  1. Adele October 30, 2014 at 10:25 pm #

    Hi Doug! Thank you for all you have shared with us on your site. I have learned a lot from you.

    I have not attempted earring posts yet. Are you using pre-made posts or did you put the little notch near the end? Are they necessary in your opinion? If you make them what gauge wire do you use & how long should they be?

    Thank you!


  2. JewelryMonk October 30, 2014 at 10:32 pm #

    Adele, I buy the posts in bulk, 100 at a time. The notches are there to keep the back from falling off. If you make your own posts, I would make them between 3/8 of an inch to 1/2 of an inch, or approx 10-12mm.

  3. Marsha October 31, 2014 at 1:28 am #

    Thank you for the great tutorual, Doug!! I have one more question….. how do you harden the wire so that it doesn’t bend once it is soldered to the earring?

    • JewelryMonk October 31, 2014 at 7:02 am #

      The wire can be pre-hardened with a drawplate. The soldering shouldnt soften the wire if not overheated.
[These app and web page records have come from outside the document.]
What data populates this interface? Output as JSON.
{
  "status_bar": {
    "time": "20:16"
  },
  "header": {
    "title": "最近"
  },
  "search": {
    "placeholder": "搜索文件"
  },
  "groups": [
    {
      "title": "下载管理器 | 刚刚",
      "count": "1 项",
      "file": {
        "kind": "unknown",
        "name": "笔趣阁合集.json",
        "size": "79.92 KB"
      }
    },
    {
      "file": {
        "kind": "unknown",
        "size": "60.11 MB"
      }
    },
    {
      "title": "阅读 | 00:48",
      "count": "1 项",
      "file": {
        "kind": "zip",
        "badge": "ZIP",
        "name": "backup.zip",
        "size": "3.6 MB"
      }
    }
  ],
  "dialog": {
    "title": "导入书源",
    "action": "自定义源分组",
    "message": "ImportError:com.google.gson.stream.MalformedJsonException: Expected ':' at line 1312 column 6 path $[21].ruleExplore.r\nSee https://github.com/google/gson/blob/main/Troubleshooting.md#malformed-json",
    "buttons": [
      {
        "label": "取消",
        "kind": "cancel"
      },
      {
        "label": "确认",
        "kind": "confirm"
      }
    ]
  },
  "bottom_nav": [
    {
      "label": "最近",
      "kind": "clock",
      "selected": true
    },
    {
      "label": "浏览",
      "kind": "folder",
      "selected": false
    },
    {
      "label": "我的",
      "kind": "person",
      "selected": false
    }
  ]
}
Use the tweezers as a heat sink.

      • Harry September 14, 2016 at 12:26 pm #

        Twist the post a half turn or so with your chain nose pliers and it will work harden nicely.

  4. Jen Hollywood-Showell October 31, 2014 at 7:23 am #

    Great tutorial, as always! 🙂 I use a third hand to hold earring posts while soldering. My hands get a temporary case of the shakes when placing solder(drives me nuts), so I don’t know how I’d hold the post straight and true while soldering. I’d end up with a wonky crooked post every time.

    • JewelryMonk October 31, 2014 at 7:32 am #

      Hey Jen, whatever works. That’s great.

  5. Susan snyder December 18, 2014 at 9:34 pm #

    Might I add one suggestion? Two pieces of solder. One is slightly melted and infused on the larger piece of the earring. Then melt the second piece and quickly place the post down on it so it attaches. Reheat the earring and quickly place the post down two heat both. The tweezers are a heat sink and the solder binds both together in no time. Since I started using this approach I have not melted one post!!!

    • JewelryMonk December 19, 2014 at 6:10 am #

      Susan, thanks. One of the things I appreciate about this craft is there are so many ways of doing tasks that one can cater to one’s own style. Many times there is no right or wrong, just what works best for you. I have never tried this way, but will give it a try.
      Thanks for the input.